Interesting map of North America, engraved by John Gibson in London.
The map includes a large section in the Northwestern part of the continent entitled "Parts Undiscovered," at a period when the British were actively funding efforts to discover the Northwest Passage and the Hudson's Bay Company was pushing ever deeper the region, in search of furs, etc.
California Is "New Albion", with Quivira also shown above the headwaters of the Colorado River. A curious east-west mountain range is shown in California, with two Indian Tribal regions shown between the Colorado River and the Mississippi River, the "Cansees," Apaches. Further east, the "Charokes' are shown in what would become Tennessee.
Fort Crevecor appears below Lake Michigan, but no sign of Chicago.
Senis or Tekas is shown,as is [New] Orleans.
John Gibson flourished in London from 1748 to 1773. He was most likely born ca. 1724. As a young man he was apprenticed to John Blunbell of the Stationers Company, and then to John Pine. He was made free of the Company in 1748. Gibson proved a talented geographer and engraver who produced numerous maps, especially for books and magazines. He worked in collaboration with other map sellers such as Emanuel Bowen and John Roque.
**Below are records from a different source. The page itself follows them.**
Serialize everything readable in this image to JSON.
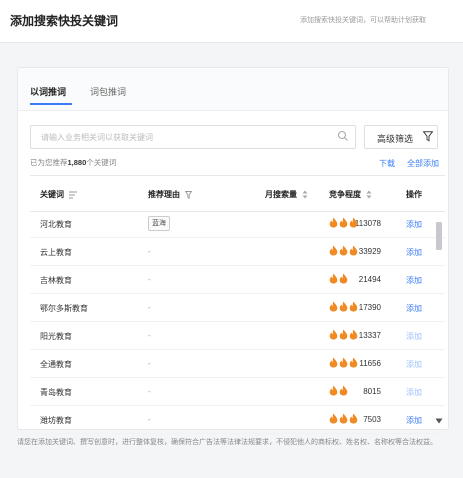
{
  "header": {
    "title": "添加搜索快投关键词",
    "subtitle": "添加搜索快投关键词，可以帮助计划获取"
  },
  "tabs": [
    {
      "label": "以词推词",
      "active": true
    },
    {
      "label": "词包推词",
      "active": false
    }
  ],
  "search": {
    "placeholder": "请输入业务相关词以获取关键词",
    "filter_label": "高级筛选"
  },
  "summary": {
    "prefix": "已为您推荐",
    "count": "1,880",
    "suffix": "个关键词",
    "download": "下载",
    "add_all": "全部添加"
  },
  "table": {
    "headers": {
      "keyword": "关键词",
      "reason": "推荐理由",
      "volume": "月搜索量",
      "competition": "竞争程度",
      "action": "操作"
    },
    "rows": [
      {
        "keyword": "河北教育",
        "reason": "蓝海",
        "reason_is_tag": true,
        "volume": "113078",
        "competition": 3,
        "action": "添加",
        "added": false
      },
      {
        "keyword": "云上教育",
        "reason": "-",
        "reason_is_tag": false,
        "volume": "33929",
        "competition": 3,
        "action": "添加",
        "added": false
      },
      {
        "keyword": "吉林教育",
        "reason": "-",
        "reason_is_tag": false,
        "volume": "21494",
        "competition": 2,
        "action": "添加",
        "added": false
      },
      {
        "keyword": "鄂尔多斯教育",
        "reason": "-",
        "reason_is_tag": false,
        "volume": "17390",
        "competition": 3,
        "action": "添加",
        "added": false
      },
      {
        "keyword": "阳光教育",
        "reason": "-",
        "reason_is_tag": false,
        "volume": "13337",
        "competition": 3,
        "action": "添加",
        "added": true
      },
      {
        "keyword": "全通教育",
        "reason": "-",
        "reason_is_tag": false,
        "volume": "11656",
        "competition": 3,
        "action": "添加",
        "added": true
      },
      {
        "keyword": "青岛教育",
        "reason": "-",
        "reason_is_tag": false,
        "volume": "8015",
        "competition": 2,
        "action": "添加",
        "added": true
      },
      {
        "keyword": "潍坊教育",
        "reason": "-",
        "reason_is_tag": false,
        "volume": "7503",
        "competition": 3,
        "action": "添加",
        "added": false
      }
    ]
  },
  "footer": {
    "note": "请您在添加关键词、撰写创意时，进行整体复核，确保符合广告法等法律法规要求，不侵犯他人的商标权、姓名权、名称权等合法权益。"
  },
  "colors": {
    "accent": "#3a7cf6",
    "flame": "#f08a24"
  }
}
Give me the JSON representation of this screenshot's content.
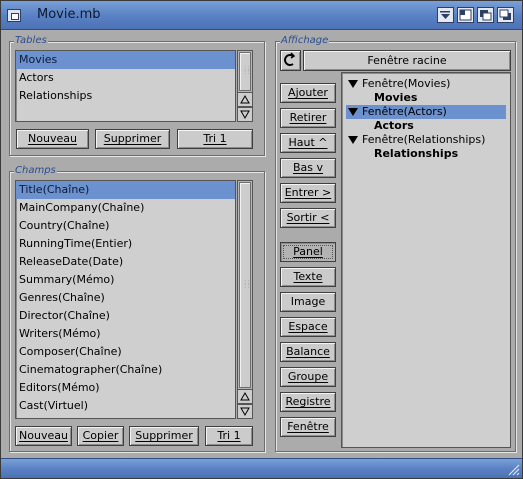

His best-known work was the pocket atlas, The Atlas Minimus (1758). Although little is known about his life beyond his publications, he was imprisoned for debt in King’s Bench from May to June of 1765.